▶ **Action item**: Copy the data below exactly, but not the pictures it contains.

[Page and application data records]
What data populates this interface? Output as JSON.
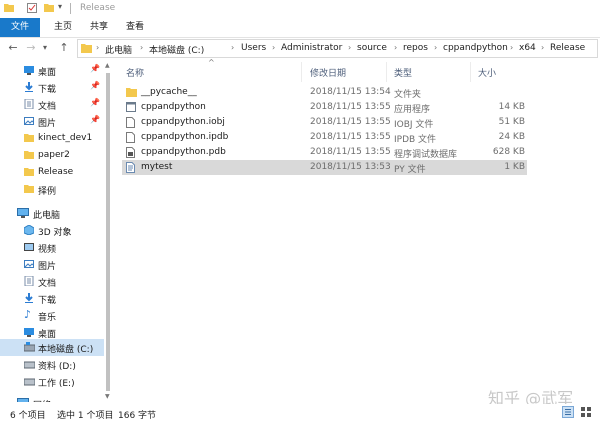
{
  "title_bar": {
    "title": "Release"
  },
  "ribbon": {
    "tabs": [
      "文件",
      "主页",
      "共享",
      "查看"
    ]
  },
  "address": {
    "crumbs": [
      "此电脑",
      "本地磁盘 (C:)",
      "Users",
      "Administrator",
      "source",
      "repos",
      "cppandpython",
      "x64",
      "Release"
    ]
  },
  "nav": {
    "quick_access": [
      {
        "label": "桌面",
        "icon": "desktop-icon",
        "pinned": true
      },
      {
        "label": "下载",
        "icon": "download-icon",
        "pinned": true
      },
      {
        "label": "文档",
        "icon": "documents-icon",
        "pinned": true
      },
      {
        "label": "图片",
        "icon": "pictures-icon",
        "pinned": true
      },
      {
        "label": "kinect_dev1",
        "icon": "folder-icon",
        "pinned": false
      },
      {
        "label": "paper2",
        "icon": "folder-icon",
        "pinned": false
      },
      {
        "label": "Release",
        "icon": "folder-icon",
        "pinned": false
      },
      {
        "label": "择例",
        "icon": "folder-icon",
        "pinned": false
      }
    ],
    "this_pc": "此电脑",
    "pc_items": [
      {
        "label": "3D 对象",
        "icon": "3d-objects-icon"
      },
      {
        "label": "视频",
        "icon": "videos-icon"
      },
      {
        "label": "图片",
        "icon": "pictures-icon"
      },
      {
        "label": "文档",
        "icon": "documents-icon"
      },
      {
        "label": "下载",
        "icon": "download-icon"
      },
      {
        "label": "音乐",
        "icon": "music-icon"
      },
      {
        "label": "桌面",
        "icon": "desktop-icon"
      },
      {
        "label": "本地磁盘 (C:)",
        "icon": "drive-icon"
      },
      {
        "label": "资料 (D:)",
        "icon": "drive-icon"
      },
      {
        "label": "工作 (E:)",
        "icon": "drive-icon"
      }
    ],
    "network": "网络"
  },
  "list": {
    "columns": {
      "name": "名称",
      "date": "修改日期",
      "type": "类型",
      "size": "大小"
    },
    "files": [
      {
        "name": "__pycache__",
        "date": "2018/11/15 13:54",
        "type": "文件夹",
        "size": "",
        "icon": "folder-icon"
      },
      {
        "name": "cppandpython",
        "date": "2018/11/15 13:55",
        "type": "应用程序",
        "size": "14 KB",
        "icon": "application-icon"
      },
      {
        "name": "cppandpython.iobj",
        "date": "2018/11/15 13:55",
        "type": "IOBJ 文件",
        "size": "51 KB",
        "icon": "file-icon"
      },
      {
        "name": "cppandpython.ipdb",
        "date": "2018/11/15 13:55",
        "type": "IPDB 文件",
        "size": "24 KB",
        "icon": "file-icon"
      },
      {
        "name": "cppandpython.pdb",
        "date": "2018/11/15 13:55",
        "type": "程序调试数据库",
        "size": "628 KB",
        "icon": "pdb-file-icon"
      },
      {
        "name": "mytest",
        "date": "2018/11/15 13:53",
        "type": "PY 文件",
        "size": "1 KB",
        "icon": "python-file-icon"
      }
    ]
  },
  "status": {
    "count": "6 个项目",
    "selected": "选中 1 个项目",
    "size": "166 字节"
  },
  "watermark": "知乎 @武军",
  "colors": {
    "accent": "#1979ca",
    "folder": "#f3c84d",
    "selection": "#cce1f5"
  }
}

▶ **Response box**:
What data populates this interface? Output as JSON.
{
  "title_bar": {
    "title": "Release"
  },
  "ribbon": {
    "tabs": [
      "文件",
      "主页",
      "共享",
      "查看"
    ]
  },
  "address": {
    "crumbs": [
      "此电脑",
      "本地磁盘 (C:)",
      "Users",
      "Administrator",
      "source",
      "repos",
      "cppandpython",
      "x64",
      "Release"
    ]
  },
  "nav": {
    "quick_access": [
      {
        "label": "桌面",
        "icon": "desktop-icon",
        "pinned": true
      },
      {
        "label": "下载",
        "icon": "download-icon",
        "pinned": true
      },
      {
        "label": "文档",
        "icon": "documents-icon",
        "pinned": true
      },
      {
        "label": "图片",
        "icon": "pictures-icon",
        "pinned": true
      },
      {
        "label": "kinect_dev1",
        "icon": "folder-icon",
        "pinned": false
      },
      {
        "label": "paper2",
        "icon": "folder-icon",
        "pinned": false
      },
      {
        "label": "Release",
        "icon": "folder-icon",
        "pinned": false
      },
      {
        "label": "择例",
        "icon": "folder-icon",
        "pinned": false
      }
    ],
    "this_pc": "此电脑",
    "pc_items": [
      {
        "label": "3D 对象",
        "icon": "3d-objects-icon"
      },
      {
        "label": "视频",
        "icon": "videos-icon"
      },
      {
        "label": "图片",
        "icon": "pictures-icon"
      },
      {
        "label": "文档",
        "icon": "documents-icon"
      },
      {
        "label": "下载",
        "icon": "download-icon"
      },
      {
        "label": "音乐",
        "icon": "music-icon"
      },
      {
        "label": "桌面",
        "icon": "desktop-icon"
      },
      {
        "label": "本地磁盘 (C:)",
        "icon": "drive-icon"
      },
      {
        "label": "资料 (D:)",
        "icon": "drive-icon"
      },
      {
        "label": "工作 (E:)",
        "icon": "drive-icon"
      }
    ],
    "network": "网络"
  },
  "list": {
    "columns": {
      "name": "名称",
      "date": "修改日期",
      "type": "类型",
      "size": "大小"
    },
    "files": [
      {
        "name": "__pycache__",
        "date": "2018/11/15 13:54",
        "type": "文件夹",
        "size": "",
        "icon": "folder-icon"
      },
      {
        "name": "cppandpython",
        "date": "2018/11/15 13:55",
        "type": "应用程序",
        "size": "14 KB",
        "icon": "application-icon"
      },
      {
        "name": "cppandpython.iobj",
        "date": "2018/11/15 13:55",
        "type": "IOBJ 文件",
        "size": "51 KB",
        "icon": "file-icon"
      },
      {
        "name": "cppandpython.ipdb",
        "date": "2018/11/15 13:55",
        "type": "IPDB 文件",
        "size": "24 KB",
        "icon": "file-icon"
      },
      {
        "name": "cppandpython.pdb",
        "date": "2018/11/15 13:55",
        "type": "程序调试数据库",
        "size": "628 KB",
        "icon": "pdb-file-icon"
      },
      {
        "name": "mytest",
        "date": "2018/11/15 13:53",
        "type": "PY 文件",
        "size": "1 KB",
        "icon": "python-file-icon"
      }
    ]
  },
  "status": {
    "count": "6 个项目",
    "selected": "选中 1 个项目",
    "size": "166 字节"
  },
  "watermark": "知乎 @武军",
  "colors": {
    "accent": "#1979ca",
    "folder": "#f3c84d",
    "selection": "#cce1f5"
  }
}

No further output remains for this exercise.